I advised the small business owner that she could have it both ways: create immediate clarity for her team, while also delaying the ultimate decision about their future workforce strategy. 

She agreed and gave her team crystal clear guidance on a workforce approach for the next 6 months, while reserving the right to make a potentially different decision for the long-term.

Although not everyone on the management team agreed with this call, the decision provided tactical clarity and direction.

Guess what also happened? 

The team’s symptoms of dysfunction disappeared.

The primary job of any small business owner is to point to what matters most, which implies you need to decide what matters most first. 

It’s the small business owner’s role to make decisions that remove tactical ambiguities, which often create symptoms of dysfunction.

Tactical ambiguities reveal themselves as follows:

  1. There are continued debates about the same issue(s)
  2. The team seems to have the same conversations repeatedly over time, and
  3. There’s imperfect or incomplete information preventing the small business owner from making a decision.

While ambiguity and uncertainty make your role as a leader more challenging, they don’t absolve you from making decisions and pointing to what matters most. 

Reframe the symptoms of tactical ambiguities as markers of decisions that need to be made. 

You’ll reduce the dysfunctional behaviours on your team and, even if they disagree with your decision, they’ll appreciate the clarity to move forward.

Where is a tactical ambiguity creating the appearance of dysfunction on your team?


A small business owner must make decisions, lead by example, and point to what matters most.

Although you may know team dysfunction when you see or feel it, quite often the symptoms are inadvertently caused by a failure of leadership. 

More specifically, it’s a failure to make and / or communicate decisions that are critical for the team to understand.

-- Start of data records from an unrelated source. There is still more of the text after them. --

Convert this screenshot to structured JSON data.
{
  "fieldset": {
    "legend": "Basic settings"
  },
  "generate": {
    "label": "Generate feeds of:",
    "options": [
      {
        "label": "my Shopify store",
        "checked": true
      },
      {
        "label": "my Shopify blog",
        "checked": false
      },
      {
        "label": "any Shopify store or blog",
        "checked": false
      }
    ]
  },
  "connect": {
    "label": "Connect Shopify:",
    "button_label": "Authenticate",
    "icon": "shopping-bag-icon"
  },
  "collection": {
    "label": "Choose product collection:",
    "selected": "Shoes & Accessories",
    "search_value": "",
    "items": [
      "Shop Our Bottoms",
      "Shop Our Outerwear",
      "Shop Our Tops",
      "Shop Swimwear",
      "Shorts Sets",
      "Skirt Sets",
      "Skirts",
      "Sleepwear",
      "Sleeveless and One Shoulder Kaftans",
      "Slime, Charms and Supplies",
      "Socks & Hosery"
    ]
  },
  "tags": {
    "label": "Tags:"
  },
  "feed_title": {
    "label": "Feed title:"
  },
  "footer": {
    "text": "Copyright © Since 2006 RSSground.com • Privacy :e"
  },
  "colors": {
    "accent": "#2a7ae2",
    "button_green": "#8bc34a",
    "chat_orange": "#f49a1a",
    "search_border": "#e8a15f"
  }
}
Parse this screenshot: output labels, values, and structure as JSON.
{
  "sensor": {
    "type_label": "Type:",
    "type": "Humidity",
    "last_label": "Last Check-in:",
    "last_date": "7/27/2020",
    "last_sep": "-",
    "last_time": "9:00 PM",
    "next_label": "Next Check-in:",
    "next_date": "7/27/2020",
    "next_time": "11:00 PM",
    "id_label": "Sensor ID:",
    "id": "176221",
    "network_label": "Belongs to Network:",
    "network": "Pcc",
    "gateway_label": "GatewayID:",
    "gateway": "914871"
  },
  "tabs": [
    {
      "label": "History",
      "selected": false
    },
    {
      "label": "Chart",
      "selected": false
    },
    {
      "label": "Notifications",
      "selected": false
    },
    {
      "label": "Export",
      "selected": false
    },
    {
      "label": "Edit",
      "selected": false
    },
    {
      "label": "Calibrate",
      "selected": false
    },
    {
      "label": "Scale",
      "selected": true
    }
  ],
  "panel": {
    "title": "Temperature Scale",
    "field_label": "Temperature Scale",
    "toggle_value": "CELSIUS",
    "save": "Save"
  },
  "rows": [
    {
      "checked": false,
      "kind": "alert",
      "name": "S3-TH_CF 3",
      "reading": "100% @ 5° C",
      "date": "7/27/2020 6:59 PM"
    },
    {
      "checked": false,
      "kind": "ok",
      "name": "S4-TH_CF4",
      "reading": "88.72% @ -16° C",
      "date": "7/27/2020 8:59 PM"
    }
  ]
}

Use symptoms of team dysfunction as a guide to the root cause, remembering that true dysfunction must be remedied first and is usually caused by a bad actor, or culturally mismatched member of your team.

Beyond true dysfunction, look for and address the three most common causes of dysfunctional team behaviour, each of which is 100% in your control:

  1. Unclear strategy, plans, priorities
  2. Nagging business and / or structural issues, and
  3. Tactical ambiguities.

Your business performance will improve, and your team’s dysfunctional behaviours will disappear virtually overnight!

At its core, our “Business Transformation Program” helps you improve what we believe is the hardest thing in small business - people. That starts with developing yourself as the leader in your business, and one of the managers. Then develop the other managers.